As for Impact Hub Salt Lake, the future is bright there as well. The team host weekly Coffee Colliders at their community/co-working space on 44 Exchange Place in downtown Salt Lake City now, and will be moving to the 150 South State Street location in Summer 2014.
“We host a lot of other events, from business clinics to one-on-one coaching sessions with experts from our partner organizations,” Ryan Chatterton says. “Other notable groups are Salt Lake Circle, SLC Tech Startups, and Sustainable Startups. There are certainly other projects/co-working spaces that are in development, but they haven’t been heavily publicized or announced yet.”

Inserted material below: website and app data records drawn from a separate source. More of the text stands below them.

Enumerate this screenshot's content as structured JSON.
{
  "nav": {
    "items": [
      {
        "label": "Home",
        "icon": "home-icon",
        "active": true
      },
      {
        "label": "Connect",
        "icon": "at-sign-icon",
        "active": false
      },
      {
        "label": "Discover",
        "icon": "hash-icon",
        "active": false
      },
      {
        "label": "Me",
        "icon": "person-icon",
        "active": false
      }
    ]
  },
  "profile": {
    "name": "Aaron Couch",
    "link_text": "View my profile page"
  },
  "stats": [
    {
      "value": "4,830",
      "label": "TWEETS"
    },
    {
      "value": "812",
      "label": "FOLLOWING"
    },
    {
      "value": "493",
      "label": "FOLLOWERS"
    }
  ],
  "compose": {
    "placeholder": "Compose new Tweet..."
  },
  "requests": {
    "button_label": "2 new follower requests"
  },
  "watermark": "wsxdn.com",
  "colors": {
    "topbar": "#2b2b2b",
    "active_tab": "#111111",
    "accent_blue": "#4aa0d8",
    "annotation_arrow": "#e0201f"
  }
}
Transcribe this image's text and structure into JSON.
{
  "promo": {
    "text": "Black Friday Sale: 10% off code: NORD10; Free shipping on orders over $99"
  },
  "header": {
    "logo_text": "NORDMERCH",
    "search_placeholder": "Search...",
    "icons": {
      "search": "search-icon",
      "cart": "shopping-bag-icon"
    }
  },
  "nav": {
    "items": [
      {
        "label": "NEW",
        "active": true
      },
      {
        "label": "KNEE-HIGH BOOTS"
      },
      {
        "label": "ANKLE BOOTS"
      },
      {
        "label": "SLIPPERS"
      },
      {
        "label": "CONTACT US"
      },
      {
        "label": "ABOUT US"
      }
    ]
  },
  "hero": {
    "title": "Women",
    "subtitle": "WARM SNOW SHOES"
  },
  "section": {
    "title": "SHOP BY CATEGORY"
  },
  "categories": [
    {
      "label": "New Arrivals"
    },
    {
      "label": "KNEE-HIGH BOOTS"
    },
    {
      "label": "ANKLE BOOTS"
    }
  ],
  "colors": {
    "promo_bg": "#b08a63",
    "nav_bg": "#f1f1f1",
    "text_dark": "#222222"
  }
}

He says another unique aspect of Salt Lake City’s startup community is the large group of passionate people working in sustainability and social good.
“This group will change the course of entrepreneurship in Utah forever,” he predicts. “We ask you (beg you) to start something that makes our world a better place. That’s the best way you can help the entire ecosystem.”
Ryan Chatterton says that in Salt Lake City, there is an abundance of talented people who are willing to work a lot longer for a lot less than entrepreneurs living in larger tech hubs like San Francisco and New York City.
“HireVue is a really great example of this,” he said. “Mark Newman tells the story best, but I remember him talking about how, for something like four years, he lived in his parents basement building the company he believed in. Now look at them.”
“They provide a platform for hosting online townhalls that thrashes any competitor in the market as far as stability and usability go. They’ve been operating for a couple years now, but have recently made the commitment to scale or die. Very mature,” he said. “Another individual I’m feeling pretty confident about is a gentleman named Sam Hagen, founder of Element Computer. He’s developed a stable, secure, robust PC alternative that can be bought for under $300. It uses all open source software. The best part is that he has a working prototype which is very sleek looking. I hope he gets funded very soon.”
Ryan Chatterton says if you live in Salt Lake City (or visit often), the best way to plug into the most motivated, intelligent group of social entrepreneurs in the region is to join Impact Hub Salt Lake as a member at hubsaltlake.com/membership.
Learn more about other startup communities! Follow our “Meet Startup Communities” series here.